He also runs through his list of grievances with the president: "The ban that this motherf--ker tried to put up; him winning the presidency; police being able to kill motherf--kers and get away with it; people being in jail for weed for 20, 30 years and motherf--kers that’s not black on the streets making money off of it -- but if you got color or ethnicity connected to your name, you’ve been wrongfully accused or locked up for it, and then you watching people not of color position themselves to get millions and billions off of it. It’s a lot of clown sh-t going on that we could just sit and talk on the phone all day about, but it’s a few issues that we really wanted to lock into [for the video] like police, the president and just life in general."
In the video's climactic scene, Snoop Dogg pulls out a fake gun and aims it at Parody Trump.

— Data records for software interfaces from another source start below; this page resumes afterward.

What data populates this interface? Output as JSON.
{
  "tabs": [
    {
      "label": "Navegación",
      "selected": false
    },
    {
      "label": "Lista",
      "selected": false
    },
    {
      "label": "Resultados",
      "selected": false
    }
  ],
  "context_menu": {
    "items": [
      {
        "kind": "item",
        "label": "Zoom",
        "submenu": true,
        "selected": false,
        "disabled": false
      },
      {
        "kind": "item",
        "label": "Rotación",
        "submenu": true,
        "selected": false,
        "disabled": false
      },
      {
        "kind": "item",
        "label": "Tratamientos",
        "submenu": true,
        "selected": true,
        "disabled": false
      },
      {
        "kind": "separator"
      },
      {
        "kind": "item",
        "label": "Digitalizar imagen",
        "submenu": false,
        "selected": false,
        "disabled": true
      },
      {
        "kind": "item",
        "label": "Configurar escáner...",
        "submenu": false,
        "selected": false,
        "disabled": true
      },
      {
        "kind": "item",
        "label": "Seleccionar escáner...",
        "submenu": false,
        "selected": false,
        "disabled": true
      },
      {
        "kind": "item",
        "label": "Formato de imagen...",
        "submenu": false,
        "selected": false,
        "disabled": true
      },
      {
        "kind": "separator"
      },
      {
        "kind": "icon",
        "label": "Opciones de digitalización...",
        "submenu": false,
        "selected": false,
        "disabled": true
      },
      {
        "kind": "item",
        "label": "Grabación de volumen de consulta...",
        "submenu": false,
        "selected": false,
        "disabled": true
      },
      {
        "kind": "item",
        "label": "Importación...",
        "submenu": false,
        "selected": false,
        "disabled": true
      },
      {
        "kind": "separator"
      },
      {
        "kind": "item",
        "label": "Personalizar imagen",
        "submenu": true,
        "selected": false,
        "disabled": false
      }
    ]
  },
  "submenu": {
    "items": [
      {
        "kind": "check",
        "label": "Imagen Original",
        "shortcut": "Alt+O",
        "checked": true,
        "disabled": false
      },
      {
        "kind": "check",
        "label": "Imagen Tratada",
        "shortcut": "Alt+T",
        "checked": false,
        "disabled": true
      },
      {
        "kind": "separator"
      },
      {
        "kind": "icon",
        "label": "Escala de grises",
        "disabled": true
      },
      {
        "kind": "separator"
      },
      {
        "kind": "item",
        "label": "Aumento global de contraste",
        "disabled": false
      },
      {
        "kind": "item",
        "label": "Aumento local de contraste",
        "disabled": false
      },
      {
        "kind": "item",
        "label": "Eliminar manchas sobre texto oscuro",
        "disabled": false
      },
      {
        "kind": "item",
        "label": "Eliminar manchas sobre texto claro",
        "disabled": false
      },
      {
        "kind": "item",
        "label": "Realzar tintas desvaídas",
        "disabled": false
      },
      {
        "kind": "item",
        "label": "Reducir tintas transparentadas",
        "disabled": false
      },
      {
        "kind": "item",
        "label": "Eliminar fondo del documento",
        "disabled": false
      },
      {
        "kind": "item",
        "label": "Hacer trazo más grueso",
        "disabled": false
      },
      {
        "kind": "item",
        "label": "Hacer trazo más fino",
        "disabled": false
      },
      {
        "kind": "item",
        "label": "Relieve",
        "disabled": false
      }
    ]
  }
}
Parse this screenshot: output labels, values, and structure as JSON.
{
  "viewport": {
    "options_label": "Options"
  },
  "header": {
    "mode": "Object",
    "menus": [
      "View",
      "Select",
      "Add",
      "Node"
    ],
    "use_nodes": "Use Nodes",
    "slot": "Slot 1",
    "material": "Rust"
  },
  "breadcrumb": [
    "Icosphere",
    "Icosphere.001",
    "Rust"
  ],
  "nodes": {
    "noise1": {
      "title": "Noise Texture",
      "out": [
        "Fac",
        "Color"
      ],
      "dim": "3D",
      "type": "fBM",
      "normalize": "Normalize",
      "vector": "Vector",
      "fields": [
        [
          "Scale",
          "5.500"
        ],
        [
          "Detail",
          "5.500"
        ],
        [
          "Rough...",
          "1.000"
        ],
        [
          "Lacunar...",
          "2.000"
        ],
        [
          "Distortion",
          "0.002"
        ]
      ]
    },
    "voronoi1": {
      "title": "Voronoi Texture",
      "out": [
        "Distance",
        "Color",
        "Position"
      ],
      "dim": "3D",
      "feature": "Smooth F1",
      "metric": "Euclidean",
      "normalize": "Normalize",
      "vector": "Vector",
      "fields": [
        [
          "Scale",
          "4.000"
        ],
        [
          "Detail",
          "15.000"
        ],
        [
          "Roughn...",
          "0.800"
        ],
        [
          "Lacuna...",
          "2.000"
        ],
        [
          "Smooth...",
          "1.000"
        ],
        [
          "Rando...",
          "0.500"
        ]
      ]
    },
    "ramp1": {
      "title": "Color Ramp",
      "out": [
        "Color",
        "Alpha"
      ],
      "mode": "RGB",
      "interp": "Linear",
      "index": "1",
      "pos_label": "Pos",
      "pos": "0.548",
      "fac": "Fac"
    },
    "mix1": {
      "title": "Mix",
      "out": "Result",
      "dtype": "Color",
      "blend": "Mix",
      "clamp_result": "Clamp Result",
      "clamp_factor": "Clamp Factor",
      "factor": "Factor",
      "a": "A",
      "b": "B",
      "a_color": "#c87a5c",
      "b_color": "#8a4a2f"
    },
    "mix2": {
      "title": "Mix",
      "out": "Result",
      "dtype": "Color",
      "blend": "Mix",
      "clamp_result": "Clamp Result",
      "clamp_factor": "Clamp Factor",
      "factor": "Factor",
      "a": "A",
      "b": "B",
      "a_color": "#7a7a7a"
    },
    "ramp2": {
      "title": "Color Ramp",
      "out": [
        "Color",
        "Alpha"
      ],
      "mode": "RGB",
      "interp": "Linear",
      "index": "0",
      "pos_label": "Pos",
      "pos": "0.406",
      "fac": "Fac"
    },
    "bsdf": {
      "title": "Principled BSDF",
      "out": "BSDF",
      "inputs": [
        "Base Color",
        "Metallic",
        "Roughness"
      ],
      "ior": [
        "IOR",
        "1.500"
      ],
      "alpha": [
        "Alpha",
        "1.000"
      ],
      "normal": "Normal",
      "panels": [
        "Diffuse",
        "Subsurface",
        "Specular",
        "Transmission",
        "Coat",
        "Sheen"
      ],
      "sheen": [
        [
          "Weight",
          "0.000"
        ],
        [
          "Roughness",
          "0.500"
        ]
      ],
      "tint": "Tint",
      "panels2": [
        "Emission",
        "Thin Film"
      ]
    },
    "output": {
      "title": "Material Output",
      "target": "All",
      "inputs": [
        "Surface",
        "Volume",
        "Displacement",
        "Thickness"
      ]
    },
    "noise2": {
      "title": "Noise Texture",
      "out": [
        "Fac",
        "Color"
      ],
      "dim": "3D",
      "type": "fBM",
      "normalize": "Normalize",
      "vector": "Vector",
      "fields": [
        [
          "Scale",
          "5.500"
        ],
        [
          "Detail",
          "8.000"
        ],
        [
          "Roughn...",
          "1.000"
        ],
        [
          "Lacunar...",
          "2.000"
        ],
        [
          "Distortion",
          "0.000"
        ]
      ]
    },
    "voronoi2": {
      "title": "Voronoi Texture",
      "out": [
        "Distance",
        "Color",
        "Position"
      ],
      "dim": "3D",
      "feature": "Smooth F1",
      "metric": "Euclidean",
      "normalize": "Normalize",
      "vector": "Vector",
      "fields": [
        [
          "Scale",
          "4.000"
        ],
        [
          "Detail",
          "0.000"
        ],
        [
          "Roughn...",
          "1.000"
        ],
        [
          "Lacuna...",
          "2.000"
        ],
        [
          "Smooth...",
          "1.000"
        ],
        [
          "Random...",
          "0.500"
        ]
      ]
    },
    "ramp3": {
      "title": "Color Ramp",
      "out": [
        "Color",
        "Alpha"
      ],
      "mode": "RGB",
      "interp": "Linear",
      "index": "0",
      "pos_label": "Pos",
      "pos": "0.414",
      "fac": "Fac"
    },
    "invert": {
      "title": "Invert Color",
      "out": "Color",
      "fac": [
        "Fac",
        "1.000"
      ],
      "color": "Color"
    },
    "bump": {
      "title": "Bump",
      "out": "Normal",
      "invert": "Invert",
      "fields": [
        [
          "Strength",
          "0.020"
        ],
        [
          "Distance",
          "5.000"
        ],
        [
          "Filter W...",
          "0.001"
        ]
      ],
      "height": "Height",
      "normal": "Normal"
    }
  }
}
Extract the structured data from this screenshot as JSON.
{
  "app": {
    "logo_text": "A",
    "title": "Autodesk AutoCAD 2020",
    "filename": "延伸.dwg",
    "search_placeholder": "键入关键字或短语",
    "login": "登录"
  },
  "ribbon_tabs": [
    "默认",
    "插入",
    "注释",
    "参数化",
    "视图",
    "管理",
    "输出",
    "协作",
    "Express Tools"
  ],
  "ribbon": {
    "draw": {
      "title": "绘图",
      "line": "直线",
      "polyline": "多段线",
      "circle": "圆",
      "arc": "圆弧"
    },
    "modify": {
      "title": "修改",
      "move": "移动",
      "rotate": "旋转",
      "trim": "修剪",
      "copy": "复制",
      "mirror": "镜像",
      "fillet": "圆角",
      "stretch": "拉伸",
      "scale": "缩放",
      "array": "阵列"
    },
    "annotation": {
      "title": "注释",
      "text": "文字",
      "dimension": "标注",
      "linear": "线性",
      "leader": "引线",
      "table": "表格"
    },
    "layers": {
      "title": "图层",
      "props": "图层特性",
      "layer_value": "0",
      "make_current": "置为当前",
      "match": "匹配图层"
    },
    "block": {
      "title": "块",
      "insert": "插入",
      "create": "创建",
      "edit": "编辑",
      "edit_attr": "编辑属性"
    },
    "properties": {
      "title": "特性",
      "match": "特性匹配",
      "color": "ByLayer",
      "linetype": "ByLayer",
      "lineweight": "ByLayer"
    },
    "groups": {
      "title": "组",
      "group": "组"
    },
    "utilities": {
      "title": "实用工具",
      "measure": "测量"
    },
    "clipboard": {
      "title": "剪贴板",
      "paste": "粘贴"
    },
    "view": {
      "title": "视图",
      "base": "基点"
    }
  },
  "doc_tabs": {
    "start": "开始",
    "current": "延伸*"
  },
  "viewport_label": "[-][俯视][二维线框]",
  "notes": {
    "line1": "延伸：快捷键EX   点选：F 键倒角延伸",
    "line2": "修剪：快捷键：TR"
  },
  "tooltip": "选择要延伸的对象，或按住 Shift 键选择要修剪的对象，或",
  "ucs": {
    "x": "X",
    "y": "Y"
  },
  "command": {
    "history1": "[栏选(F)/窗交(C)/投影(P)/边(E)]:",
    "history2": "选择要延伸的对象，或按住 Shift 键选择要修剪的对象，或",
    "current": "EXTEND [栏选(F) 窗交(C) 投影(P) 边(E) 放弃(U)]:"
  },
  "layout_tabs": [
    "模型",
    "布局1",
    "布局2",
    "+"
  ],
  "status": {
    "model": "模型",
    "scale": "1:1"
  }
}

Though it may be controversial to some critics, the hip-hop legend says he's not looking for any response from America or Trump himself for the video.
"When I be putting shit out, I don’t ever expect or look for a reaction. I just put it out because I feel like it’s something that’s missing. Any time I drop something, I’m trying to fill in a void," he says. "I feel like it’s a lot of people making cool records, having fun, partying, but nobody’s dealing with the real issue with this f--king clown as president, and the shit that we dealing with out here, so I wanted to take time out to push pause on a party record and make one of these records for the time being."
Wellens adds that he's proud of what he and Snoop were able to accomplish. "When I watch it against other music videos, this one has a message and a story. It looks like a film. I’m just proud of the entire piece altogether."
Watch the "Lavender" video below.